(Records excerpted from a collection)
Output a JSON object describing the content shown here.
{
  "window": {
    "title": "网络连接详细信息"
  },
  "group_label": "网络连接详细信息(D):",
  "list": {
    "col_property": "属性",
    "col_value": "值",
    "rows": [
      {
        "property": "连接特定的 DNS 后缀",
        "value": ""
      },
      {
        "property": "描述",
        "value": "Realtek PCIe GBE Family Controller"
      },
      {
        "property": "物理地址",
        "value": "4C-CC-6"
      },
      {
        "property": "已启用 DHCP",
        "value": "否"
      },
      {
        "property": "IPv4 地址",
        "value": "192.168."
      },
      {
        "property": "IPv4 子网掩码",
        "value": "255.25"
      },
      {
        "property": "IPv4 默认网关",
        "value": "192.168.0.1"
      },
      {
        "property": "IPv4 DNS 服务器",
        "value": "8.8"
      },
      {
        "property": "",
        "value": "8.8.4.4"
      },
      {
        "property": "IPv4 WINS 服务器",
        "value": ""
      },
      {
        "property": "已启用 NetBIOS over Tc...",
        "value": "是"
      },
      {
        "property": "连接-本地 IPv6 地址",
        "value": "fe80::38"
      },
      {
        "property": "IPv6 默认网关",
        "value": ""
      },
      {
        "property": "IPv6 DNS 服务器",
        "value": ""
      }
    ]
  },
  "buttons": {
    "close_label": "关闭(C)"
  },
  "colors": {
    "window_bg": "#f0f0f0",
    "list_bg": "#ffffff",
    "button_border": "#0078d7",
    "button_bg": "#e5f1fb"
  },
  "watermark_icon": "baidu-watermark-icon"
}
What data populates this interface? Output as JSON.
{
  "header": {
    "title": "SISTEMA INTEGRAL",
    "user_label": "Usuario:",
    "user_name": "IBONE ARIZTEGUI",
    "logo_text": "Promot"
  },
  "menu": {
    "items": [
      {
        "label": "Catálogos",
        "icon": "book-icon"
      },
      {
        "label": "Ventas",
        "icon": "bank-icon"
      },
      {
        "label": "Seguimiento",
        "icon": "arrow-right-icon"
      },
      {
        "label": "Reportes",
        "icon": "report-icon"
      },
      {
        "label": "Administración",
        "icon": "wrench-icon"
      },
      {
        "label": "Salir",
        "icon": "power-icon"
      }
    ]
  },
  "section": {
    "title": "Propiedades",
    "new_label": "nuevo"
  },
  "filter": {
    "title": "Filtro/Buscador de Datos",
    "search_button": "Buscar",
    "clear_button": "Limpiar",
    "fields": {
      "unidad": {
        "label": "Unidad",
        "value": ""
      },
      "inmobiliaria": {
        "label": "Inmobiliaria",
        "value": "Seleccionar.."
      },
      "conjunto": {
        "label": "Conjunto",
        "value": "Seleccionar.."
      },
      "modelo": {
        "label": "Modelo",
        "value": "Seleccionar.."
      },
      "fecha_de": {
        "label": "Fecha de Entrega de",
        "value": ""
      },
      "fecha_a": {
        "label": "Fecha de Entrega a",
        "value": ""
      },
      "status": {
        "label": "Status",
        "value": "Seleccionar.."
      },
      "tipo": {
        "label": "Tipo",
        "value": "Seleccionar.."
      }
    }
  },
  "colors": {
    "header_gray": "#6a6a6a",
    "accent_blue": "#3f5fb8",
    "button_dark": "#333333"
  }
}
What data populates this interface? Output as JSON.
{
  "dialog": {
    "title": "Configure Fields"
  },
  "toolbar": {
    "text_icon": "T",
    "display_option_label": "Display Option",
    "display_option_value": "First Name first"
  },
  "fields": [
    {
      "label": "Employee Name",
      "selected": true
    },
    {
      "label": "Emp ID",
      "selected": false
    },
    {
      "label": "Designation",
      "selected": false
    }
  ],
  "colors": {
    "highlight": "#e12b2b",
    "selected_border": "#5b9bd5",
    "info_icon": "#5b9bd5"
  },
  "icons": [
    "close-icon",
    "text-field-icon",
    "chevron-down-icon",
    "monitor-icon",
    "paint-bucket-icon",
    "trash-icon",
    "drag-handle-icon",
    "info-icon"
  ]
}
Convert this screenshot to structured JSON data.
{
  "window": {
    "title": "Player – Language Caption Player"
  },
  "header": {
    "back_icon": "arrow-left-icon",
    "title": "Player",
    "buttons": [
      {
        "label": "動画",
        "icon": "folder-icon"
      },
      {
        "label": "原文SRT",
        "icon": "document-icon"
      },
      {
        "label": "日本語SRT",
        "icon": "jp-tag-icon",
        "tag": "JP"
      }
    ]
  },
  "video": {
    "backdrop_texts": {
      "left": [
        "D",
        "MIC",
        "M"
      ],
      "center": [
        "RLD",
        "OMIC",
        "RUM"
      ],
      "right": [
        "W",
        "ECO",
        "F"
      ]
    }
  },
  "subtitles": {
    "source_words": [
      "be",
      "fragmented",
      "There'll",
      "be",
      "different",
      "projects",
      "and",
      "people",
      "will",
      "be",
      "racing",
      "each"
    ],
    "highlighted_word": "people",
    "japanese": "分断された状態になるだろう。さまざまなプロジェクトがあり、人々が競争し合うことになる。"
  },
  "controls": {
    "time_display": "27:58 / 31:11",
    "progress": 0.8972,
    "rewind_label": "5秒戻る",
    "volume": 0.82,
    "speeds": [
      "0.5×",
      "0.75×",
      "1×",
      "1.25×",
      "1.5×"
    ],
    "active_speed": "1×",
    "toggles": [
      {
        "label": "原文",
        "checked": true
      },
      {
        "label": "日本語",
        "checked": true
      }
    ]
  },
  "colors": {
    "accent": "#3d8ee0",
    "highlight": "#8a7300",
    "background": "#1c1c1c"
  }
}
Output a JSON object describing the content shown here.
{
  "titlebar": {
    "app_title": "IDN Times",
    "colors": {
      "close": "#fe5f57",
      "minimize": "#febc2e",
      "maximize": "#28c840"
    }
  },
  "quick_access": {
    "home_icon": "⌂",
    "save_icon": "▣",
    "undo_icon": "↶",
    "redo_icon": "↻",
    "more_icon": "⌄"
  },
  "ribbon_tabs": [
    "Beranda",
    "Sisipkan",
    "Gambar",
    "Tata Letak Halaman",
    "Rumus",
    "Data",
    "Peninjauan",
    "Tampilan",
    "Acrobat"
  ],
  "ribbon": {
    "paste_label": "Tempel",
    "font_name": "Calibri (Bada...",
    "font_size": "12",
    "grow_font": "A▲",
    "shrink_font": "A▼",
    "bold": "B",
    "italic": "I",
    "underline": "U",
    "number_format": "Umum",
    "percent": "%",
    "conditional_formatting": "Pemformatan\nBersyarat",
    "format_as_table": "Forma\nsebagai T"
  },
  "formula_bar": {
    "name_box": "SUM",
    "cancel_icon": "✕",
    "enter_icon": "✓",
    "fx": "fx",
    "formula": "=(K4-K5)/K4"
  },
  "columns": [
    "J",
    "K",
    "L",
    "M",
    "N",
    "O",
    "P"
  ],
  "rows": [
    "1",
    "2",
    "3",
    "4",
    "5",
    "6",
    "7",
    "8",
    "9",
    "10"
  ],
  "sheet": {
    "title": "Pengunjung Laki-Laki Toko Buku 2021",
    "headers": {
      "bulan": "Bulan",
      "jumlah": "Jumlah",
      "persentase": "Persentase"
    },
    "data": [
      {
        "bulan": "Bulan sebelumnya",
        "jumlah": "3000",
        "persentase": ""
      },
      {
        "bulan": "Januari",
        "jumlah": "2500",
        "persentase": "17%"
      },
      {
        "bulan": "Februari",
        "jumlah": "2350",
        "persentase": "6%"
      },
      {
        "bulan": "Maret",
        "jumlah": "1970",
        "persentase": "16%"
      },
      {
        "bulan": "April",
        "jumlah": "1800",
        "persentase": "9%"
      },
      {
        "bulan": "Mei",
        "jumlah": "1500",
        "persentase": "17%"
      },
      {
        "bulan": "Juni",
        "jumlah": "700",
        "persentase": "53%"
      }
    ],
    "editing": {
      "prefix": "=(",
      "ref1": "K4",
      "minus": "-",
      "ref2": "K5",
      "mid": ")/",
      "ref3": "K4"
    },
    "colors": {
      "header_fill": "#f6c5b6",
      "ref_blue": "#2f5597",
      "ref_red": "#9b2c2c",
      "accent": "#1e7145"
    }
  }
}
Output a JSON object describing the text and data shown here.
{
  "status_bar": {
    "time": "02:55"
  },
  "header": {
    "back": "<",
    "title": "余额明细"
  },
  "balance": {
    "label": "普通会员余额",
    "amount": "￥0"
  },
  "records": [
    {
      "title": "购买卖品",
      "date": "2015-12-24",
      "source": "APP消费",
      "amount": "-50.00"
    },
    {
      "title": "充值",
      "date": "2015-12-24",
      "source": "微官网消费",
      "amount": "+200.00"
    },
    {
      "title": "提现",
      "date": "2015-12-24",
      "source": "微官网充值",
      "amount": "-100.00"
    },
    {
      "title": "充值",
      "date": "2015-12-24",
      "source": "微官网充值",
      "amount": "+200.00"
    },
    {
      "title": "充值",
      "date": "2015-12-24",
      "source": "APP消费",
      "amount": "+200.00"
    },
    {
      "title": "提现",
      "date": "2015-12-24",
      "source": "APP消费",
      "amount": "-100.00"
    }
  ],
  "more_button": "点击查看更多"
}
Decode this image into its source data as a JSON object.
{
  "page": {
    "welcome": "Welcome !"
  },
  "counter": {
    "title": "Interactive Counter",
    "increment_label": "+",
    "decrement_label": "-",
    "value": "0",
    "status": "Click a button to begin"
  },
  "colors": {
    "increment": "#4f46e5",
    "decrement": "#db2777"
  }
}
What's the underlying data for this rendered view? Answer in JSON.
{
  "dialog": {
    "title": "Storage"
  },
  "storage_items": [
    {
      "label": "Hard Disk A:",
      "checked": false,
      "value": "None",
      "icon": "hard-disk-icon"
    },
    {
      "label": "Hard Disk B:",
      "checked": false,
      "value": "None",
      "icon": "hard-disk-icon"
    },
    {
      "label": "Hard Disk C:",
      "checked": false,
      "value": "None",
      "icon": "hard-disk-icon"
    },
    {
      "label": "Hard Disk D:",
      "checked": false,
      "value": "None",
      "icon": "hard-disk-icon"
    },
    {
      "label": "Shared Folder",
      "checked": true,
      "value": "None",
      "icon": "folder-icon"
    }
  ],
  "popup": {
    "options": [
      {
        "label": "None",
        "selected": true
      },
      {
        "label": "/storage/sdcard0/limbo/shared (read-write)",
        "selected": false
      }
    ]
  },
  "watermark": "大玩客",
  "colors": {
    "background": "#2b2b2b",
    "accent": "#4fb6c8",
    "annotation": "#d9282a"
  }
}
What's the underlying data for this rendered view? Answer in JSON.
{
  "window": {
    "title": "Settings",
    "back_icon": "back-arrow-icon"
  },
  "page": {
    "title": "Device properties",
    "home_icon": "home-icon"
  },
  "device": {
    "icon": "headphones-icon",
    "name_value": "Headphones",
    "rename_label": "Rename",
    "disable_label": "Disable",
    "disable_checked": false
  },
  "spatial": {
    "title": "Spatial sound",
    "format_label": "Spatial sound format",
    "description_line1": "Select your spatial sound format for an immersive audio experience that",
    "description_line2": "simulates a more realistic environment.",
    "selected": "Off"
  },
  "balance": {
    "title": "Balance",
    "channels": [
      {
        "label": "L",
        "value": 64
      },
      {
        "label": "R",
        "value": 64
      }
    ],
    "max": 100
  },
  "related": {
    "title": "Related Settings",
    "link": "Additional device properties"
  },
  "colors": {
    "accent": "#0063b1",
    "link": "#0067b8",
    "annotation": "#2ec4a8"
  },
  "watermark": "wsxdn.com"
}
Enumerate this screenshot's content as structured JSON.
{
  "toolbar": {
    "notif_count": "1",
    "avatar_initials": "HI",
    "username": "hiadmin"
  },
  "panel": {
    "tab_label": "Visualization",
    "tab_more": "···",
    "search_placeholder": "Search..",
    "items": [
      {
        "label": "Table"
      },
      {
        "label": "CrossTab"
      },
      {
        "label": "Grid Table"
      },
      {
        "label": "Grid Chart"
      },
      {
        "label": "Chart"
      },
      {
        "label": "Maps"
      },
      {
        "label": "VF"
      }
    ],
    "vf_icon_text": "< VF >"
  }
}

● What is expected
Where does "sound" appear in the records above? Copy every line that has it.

● Answer section
    "title": "Spatial sound",
    "format_label": "Spatial sound format",
    "description_line1": "Select your spatial sound format for an immersive audio experience that",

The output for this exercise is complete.